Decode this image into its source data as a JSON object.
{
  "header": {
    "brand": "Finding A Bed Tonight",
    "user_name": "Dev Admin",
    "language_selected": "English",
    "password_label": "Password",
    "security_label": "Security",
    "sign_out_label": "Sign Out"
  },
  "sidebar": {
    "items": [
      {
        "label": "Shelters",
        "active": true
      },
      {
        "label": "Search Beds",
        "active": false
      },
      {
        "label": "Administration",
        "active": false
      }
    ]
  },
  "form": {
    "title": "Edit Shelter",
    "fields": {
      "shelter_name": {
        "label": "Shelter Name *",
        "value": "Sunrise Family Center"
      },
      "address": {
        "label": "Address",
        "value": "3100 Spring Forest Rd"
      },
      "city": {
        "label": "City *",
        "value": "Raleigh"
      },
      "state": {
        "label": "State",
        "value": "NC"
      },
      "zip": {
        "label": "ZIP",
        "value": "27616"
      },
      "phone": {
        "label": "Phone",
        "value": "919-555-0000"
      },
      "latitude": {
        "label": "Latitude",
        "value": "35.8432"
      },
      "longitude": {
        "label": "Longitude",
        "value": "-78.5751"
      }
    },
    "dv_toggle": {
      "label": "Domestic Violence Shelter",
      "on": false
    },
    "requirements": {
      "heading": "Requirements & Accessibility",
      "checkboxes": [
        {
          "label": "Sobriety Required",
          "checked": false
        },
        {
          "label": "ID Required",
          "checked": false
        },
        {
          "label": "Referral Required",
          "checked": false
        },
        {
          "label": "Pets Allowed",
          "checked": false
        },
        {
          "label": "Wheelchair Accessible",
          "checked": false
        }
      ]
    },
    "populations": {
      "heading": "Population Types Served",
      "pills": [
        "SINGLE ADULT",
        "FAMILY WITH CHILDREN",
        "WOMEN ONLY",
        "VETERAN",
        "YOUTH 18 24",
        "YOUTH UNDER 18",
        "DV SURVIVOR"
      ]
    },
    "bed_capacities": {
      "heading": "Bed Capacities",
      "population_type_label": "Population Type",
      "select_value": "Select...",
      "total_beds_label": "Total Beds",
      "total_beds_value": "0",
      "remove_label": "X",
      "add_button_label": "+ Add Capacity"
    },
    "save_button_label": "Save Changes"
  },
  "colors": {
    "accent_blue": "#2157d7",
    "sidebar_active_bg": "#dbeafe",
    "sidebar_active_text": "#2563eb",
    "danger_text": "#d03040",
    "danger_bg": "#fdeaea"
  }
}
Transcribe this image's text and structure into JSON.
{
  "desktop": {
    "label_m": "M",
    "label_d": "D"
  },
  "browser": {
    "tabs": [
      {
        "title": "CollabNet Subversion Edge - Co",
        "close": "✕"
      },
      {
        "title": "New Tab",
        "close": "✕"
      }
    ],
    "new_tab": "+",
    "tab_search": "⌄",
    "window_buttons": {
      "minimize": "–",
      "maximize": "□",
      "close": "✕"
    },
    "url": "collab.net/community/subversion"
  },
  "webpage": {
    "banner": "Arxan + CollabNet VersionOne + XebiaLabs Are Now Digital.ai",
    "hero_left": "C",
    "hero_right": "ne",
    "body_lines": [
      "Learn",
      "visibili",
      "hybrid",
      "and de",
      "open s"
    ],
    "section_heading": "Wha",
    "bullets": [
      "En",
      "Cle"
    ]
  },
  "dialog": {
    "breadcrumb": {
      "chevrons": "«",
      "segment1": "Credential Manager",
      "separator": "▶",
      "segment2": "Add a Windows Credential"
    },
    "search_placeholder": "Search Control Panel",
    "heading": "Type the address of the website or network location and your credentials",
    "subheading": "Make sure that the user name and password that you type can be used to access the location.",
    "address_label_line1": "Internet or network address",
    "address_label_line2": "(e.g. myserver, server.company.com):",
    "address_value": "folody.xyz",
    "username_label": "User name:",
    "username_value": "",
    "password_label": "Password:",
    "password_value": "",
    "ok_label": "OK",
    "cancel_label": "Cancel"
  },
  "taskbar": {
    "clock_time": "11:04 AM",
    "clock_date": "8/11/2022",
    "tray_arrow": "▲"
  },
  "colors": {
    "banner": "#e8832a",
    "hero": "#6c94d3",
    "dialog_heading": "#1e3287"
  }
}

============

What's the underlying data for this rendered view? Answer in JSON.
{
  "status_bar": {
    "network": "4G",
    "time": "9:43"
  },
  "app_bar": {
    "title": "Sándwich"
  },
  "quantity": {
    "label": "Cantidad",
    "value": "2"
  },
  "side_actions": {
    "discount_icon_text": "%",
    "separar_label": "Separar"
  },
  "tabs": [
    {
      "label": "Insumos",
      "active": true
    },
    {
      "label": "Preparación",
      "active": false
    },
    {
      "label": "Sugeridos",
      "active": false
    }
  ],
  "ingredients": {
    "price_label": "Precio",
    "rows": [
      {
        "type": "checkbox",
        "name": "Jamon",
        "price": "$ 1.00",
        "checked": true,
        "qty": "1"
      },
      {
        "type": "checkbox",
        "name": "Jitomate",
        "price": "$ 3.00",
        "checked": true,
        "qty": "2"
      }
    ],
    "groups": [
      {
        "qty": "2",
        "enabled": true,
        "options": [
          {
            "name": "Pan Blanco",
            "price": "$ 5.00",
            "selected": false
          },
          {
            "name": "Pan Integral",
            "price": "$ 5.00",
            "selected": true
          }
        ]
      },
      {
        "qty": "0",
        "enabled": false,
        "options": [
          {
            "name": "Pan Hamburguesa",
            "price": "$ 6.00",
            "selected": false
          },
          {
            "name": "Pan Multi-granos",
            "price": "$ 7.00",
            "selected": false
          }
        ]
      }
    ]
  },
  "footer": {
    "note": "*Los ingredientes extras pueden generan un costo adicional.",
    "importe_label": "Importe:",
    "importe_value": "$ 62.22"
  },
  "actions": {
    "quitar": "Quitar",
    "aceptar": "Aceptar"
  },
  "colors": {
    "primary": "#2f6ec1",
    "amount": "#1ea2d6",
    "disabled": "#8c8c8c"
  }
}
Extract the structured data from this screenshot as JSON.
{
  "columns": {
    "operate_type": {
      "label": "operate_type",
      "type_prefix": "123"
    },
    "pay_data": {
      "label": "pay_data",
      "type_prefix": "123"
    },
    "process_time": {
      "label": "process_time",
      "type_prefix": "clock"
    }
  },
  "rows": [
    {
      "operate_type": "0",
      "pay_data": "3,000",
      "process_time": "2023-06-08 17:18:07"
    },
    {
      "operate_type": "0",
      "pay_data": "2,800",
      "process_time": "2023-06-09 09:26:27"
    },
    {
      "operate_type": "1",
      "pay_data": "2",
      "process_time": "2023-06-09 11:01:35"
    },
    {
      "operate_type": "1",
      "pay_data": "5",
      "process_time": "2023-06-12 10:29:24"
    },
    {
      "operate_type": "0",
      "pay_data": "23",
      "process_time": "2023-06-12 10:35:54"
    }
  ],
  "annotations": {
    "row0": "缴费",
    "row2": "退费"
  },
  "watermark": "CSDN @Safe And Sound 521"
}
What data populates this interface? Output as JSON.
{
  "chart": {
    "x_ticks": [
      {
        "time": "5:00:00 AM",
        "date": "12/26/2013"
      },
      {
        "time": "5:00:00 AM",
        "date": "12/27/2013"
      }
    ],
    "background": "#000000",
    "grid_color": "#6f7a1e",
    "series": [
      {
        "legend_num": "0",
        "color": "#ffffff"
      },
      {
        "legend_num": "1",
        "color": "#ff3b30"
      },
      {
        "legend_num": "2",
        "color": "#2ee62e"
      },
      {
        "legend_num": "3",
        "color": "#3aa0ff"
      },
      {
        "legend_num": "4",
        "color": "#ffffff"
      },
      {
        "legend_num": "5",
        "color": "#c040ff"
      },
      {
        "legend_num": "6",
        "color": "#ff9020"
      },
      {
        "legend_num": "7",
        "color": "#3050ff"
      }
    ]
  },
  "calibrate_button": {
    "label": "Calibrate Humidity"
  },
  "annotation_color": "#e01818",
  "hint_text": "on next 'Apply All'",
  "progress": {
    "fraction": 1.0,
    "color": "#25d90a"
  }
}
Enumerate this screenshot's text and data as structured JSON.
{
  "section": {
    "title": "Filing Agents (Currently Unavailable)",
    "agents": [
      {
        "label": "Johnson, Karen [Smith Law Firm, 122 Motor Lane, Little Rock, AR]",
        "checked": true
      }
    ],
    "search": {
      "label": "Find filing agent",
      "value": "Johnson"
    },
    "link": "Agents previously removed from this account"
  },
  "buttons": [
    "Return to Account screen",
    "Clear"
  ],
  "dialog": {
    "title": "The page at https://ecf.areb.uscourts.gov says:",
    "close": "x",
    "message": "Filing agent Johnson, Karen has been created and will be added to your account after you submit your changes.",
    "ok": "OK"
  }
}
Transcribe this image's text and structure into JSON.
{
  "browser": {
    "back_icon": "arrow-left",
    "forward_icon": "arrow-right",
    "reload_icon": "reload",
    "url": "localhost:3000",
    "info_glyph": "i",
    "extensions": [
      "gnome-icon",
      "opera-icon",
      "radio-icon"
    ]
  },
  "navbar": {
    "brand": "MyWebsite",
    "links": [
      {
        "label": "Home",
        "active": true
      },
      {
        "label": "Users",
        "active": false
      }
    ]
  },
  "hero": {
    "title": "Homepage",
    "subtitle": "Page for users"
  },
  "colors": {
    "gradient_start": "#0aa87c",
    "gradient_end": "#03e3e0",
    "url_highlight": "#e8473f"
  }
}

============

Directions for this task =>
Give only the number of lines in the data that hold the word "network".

Answer box =>
3